Larry dug at the rock, pulling the soil away from the top of it... and continued to dig until the surface had a diameter of over six inches. "Uh oh. I think we might have a problem here."

Balki joined Larry and saw the rock. "Is that all of it?"

Larry pushed more soil away and found more rock. "Doesn't look like it."

"Well, this puts a minor cramp in my garden," Balki commented.

Larry dug some more. "Ah ha! I found a side. Here, if we wedge the end of the hoe under the side, we can use the leverage to pry it up." He stood up and pulled Balki up with him.

"I don't know, Cousin..."

"Can I ask you something, Balki?"

"Oh no."

Larry fold his arms, still holding the handle of the hoe. "How many rocks have you dug? Hm? How many rocks have you dug up in America?"

"Cousin, this game got old a long time ago..."

"How many?"

"None," Balki responded.

"None, as in zero. As in you have never, ever dug up any rocks in America."

"That is correct."

"Where as I became quite proficient at it because I was always in charge of cleaning off the bases in the softball field. After every game, there was so much dirt on those plates, that you could actually make a garden from all of it," Larry explained.

Balki paused a moment. "Did you have an imaginary friend as a kid?"

"What does that have to do with anything?"

"Oh, nothing... just a question," Balki covered, turning away to roll his eyes.

"Now," Larry began and wedged the end of the hoe under the rock, "give me a hand and we'll have this rock out in no time."

The two men worked at prying the rock out. They were both about half way to the ground when the rock was finally freed. It rolled away causing Larry and Balki to land face-down on the grass.

Larry turned his head to face Balki. "See? I said it would work."

Balki gave his cousin a look. "Yes, you did, but you didn't say we would end up with a dirt snack."

"But we got the rock out," Larry said as he got up, then offered a hand to Balki.

They walked over to the rock. Balki hefted the rock and looked it over. "You know, Cousin--"

"Balki, please don't ask to keep that rock for some Myposian sport," Larry interrupted.

"But, Cousin!" Balki tried.

"No," Larry said, folding his arms over his chest.

Balki muttered in Myposian as he put the rock aside. The only word that Larry picked up was babasticki.

Larry rolled his eyes. "Lets get back to work."

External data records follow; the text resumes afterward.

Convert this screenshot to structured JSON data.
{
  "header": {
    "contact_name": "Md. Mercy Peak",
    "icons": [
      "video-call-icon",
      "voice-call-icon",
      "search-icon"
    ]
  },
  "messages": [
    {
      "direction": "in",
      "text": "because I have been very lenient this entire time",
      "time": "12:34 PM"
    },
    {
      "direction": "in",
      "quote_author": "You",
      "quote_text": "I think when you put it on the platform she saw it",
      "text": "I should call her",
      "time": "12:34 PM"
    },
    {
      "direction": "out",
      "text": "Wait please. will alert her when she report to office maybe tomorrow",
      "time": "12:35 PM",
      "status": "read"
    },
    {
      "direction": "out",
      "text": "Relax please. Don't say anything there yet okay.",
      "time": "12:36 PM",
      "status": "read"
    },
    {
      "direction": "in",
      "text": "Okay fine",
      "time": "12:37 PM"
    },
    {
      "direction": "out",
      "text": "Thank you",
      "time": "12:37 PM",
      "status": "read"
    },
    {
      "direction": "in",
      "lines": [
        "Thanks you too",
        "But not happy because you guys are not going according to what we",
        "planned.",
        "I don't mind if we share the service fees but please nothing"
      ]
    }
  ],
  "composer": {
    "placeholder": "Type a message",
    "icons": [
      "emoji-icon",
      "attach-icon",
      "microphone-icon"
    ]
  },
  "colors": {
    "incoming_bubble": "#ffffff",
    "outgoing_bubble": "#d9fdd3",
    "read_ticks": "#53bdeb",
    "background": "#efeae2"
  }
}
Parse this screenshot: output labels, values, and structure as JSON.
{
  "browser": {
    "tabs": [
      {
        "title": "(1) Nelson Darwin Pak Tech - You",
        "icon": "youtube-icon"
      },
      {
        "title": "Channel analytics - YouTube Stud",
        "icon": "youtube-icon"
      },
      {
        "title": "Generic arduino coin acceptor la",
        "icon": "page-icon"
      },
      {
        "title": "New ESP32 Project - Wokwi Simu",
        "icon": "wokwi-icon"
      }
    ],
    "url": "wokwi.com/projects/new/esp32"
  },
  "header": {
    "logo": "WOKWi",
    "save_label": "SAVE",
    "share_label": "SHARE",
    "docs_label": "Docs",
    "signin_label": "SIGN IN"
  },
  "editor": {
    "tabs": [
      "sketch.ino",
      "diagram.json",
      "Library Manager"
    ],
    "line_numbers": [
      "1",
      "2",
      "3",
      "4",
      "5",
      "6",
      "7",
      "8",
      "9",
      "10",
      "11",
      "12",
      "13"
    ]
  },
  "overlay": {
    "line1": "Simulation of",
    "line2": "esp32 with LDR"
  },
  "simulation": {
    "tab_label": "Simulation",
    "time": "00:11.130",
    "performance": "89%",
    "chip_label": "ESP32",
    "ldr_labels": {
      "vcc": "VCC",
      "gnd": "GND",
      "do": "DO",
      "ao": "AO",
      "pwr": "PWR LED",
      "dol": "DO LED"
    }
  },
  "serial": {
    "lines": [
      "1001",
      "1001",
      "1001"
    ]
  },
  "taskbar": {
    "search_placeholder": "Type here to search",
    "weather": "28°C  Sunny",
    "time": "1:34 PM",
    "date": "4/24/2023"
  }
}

They both walked over and bent down to grab the hoe and they clunked heads.

"Balki!" Larry exclaimed, rubbing his head.

Balki rubbed his head. "Oh, Cousin, I knew you had a hard head..."

Larry glared at him. "You take the hoe. I'll start putting some of the plants in the dirt."

"What about your back?" Balki asked, picking up the hoe.

"I think I'll be fine," Larry said, then sat down cross-legged. "See?"

...

A while later, the guys stood back to admire their work.

"Cousin, thank you for helping me. The garden looks great!" Balki said.

"You're welcome, Balki. We did a nice job, didn't we?" Larry said.

Balki started for the hose. "Now, we just have to water them." He picked up the hose.

"Uh, Balki--" Larry began.

Balki turned on the faucet on the side of the house... but the hose was already on full blast. The steady stream of water hit Larry just as he turned away. Balki quickly turned the faucet back off and dropped the hose. "Uh, I've got something to do inside..." He ran in through the kitchen.

Larry turned, fuming. His fists clenched at his sides, but he took deep breaths. "I am a hollow reed..." He started slowly for the door. "Oh, Balki..." Once through the door, he ran after his Myposian cousin, dripping all over the place.

The End